Examining and forecasting political outcomes such as interstate peace, intrastate conflict, and economic development is one of the primary goals of political science researchers and practitioners. Assessing these outcomes requires data that characterizes the institutions, regimes, and behaviors that lead to these outcomes. Therein lies one of the core debates of political science. How does one best characterize political institutions? How do you quantitatively measure levels of democracy and autocracy across the global spectrum? Datasets designed to answer these questions generally fall into 2 categories: 1) a mix of composite indices and measures of institutional behaviors and outcomes coded by teams of local experts, and 2) de jure measurements of directly observable institutional characteristics.
Datasets offered by Polity1 and Freedom House2 generally fall into the former, while direct assessments of constitutional and electoral structure like the Institutions and Elections Project3 and the Comparative Constitutions Project4 make up the latter. Other datasets like the Varieties of Democracy5 present an interesting blend of both. Neither are better than the other; they both have their merits depending on the use case. Relying on composite indices derived by long time experts can spare you weeks of exploratory analysis and derived variable construction, while using highly disaggregated metrics or de jure measures of institutional capability may better serve narrowly focused research questions.
One of the first attempts at broad-scale characterization of global political institutions was the Database of Political Institutions [6; DPI]. The DPI has a historical record dating to 1975, spans 178 nation-states, and includes 129 variables in the 2020 report.7 In contrast to the Institutions and Elections Project and the Comparative Constitutions Project, the DPI has a greater focus on election outcomes as opposed to the formal rules and mechanisms that drive those outcomes. Variables of this nature in the DPI include the percentage of vote received by the executive, the Herfindahl Index for parties across all branches of government, and composition of the executive opposition party within the legislature.
The Comparative Constitutions Project’s Characteristics of National Constitutions (CNC) is one of the 3 primary datasets presenting structural characteristics of national constitutions. The central goal of the Comparative Constitutions Project is to provide data to legal scholars assisting in the drafting of constitutions.8 In doing so, they created a rich resource for political scientists and environment-security researchers looking to examine the causal relationships between institutional structure and political outcomes. In contrast to Freedom House and Polity V, CNP does not utilize abstract constructs of institutions and civil liberties; most of the included variables are clear and leave little room for interpretation.

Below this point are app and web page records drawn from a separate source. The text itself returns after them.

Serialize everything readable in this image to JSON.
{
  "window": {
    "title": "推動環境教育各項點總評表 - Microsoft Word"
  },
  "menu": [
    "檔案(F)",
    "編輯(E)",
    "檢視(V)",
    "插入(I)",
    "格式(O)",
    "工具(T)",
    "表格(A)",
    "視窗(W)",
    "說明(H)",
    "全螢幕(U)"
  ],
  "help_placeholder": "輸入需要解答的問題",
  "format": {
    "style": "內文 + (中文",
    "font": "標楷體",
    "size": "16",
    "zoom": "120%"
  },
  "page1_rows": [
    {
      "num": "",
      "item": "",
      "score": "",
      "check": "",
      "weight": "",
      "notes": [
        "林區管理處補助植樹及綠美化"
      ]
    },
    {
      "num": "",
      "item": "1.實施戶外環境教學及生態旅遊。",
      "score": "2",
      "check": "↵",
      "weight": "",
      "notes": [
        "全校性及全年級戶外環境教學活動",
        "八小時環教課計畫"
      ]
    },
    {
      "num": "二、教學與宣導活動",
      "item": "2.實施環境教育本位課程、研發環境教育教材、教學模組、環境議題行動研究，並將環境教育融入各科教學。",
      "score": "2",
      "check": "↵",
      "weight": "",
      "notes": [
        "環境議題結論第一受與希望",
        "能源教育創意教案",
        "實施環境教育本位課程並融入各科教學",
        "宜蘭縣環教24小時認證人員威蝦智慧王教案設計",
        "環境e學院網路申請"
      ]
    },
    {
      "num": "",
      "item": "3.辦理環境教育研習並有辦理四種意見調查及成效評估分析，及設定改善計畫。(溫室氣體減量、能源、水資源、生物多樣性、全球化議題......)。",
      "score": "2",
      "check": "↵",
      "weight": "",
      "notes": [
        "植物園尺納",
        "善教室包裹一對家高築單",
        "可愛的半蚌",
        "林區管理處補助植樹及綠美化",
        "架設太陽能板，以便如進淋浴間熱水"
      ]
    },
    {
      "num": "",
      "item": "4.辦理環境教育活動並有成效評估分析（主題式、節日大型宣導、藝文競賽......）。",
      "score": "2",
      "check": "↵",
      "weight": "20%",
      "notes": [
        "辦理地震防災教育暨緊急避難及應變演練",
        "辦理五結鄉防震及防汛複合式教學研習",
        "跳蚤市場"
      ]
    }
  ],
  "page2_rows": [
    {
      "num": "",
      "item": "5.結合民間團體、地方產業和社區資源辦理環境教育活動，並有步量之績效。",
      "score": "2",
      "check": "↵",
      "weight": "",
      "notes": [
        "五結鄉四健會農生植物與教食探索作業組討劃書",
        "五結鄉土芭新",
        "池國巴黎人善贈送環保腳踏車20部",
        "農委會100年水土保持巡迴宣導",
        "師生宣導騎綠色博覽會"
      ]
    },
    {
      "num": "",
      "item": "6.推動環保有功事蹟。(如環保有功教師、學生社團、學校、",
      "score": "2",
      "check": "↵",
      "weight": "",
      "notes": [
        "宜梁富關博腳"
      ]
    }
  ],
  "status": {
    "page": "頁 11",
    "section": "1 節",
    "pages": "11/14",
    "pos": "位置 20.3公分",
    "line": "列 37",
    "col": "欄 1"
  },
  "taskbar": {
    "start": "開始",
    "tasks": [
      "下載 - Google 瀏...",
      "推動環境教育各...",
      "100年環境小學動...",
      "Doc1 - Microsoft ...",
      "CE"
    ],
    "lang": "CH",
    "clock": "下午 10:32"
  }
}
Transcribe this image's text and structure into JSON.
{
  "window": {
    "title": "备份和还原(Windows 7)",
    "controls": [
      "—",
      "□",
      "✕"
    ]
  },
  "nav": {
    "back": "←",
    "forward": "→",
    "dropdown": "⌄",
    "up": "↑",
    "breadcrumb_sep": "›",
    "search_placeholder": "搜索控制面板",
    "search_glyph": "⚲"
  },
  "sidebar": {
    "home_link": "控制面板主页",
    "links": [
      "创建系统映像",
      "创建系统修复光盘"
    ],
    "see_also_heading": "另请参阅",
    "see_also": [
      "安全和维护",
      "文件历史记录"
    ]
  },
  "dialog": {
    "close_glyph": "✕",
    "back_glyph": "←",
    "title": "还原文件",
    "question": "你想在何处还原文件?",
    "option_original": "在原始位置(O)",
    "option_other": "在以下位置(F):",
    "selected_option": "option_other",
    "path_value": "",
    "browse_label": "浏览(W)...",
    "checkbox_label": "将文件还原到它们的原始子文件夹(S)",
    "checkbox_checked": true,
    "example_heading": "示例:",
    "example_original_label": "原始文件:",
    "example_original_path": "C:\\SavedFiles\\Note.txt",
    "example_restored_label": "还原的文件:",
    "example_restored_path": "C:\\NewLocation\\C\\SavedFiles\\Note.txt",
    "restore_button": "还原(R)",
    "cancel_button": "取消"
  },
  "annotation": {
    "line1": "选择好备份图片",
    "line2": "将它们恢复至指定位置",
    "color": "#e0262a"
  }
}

The Institutions and Elections Project (IAEP) is another very popular dataset designed to capture several aspects of historical national electoral procedures, electoral events, institutional provisions, and constitutional stability for 170 countries between 1960-2012. Variables include binary flags for the presence of a formal constitution, whether or not the constitution was in effect, the age of the current constitution, years since it was last amended, and several additional variables describing the country’s electoral process. These are direct measures of constitutional and electoral institutions that permit less ambiguous causal inference between institutional structure and political behaviors and outcomes. Version 2.0 of IAEP added additional variables that describe the age of the current constitution and the number of years the current constitution has been in effect. These variables would be helpful for assessing constitutional or regime stability, but in my experience they suffer from severe coding inconsistencies that render them unusable.
The CNP and IAEP datasets have a lot of overlap, but differ in some ways. First, the CNC contains a longer historical record than IAEP (1789 vs. 1960). While the CNC is almost entirely focused on constitutional structure, the IAEP contains variables that also characterize rules dictating participation in elections, candidate nomination procedures, and provisions concerning the central bank. On the other hand, the Comparative Constitutions Project provides 2 complimentary datasets to the CNC: 1) Constitute;9 verbatim text transcriptions of national constitutions, and 2) the Chronology of Constitutional Events;10 a narrowly focused country-year dataset tracking changes to national constitutions. Lastly, both datasets receive only intermittent updates (2-3 over 15 years of existence). Therefore, they are more applicable for static research interest, because infrequent updates limits the ability to create production pipelines or annual forecasts using the data as it becomes more dated. In these instances, DPI may be a better dataset, because it receives updates every 2-4 years.
Dataset Contact Information:Zachary Elkins, Department of Political Science, University of Texas at Austin
Tom Ginsburg, Law School, University of Chicago
No discernable useage lisence listed in peer reviewed manuscript accompanying the dataset release, codebook, or hosting site.
The objective of the CCP is to record the characteristics of national constitutions written since 1789. This is the second public release of data on the content of constitutions. The authors intend to release sets of data as they produce it, with expanded future releases denoted by updated version numbers. This document describes the variables included in this data release, the sample of constitutions included, the coding procedures used to produce the data, and the structure of the data. More information on each of these topics is available at the project’s website.
Time Period Information:
- Beginning Date: 1798
- Ending Date: 2013
- Resolution: yearly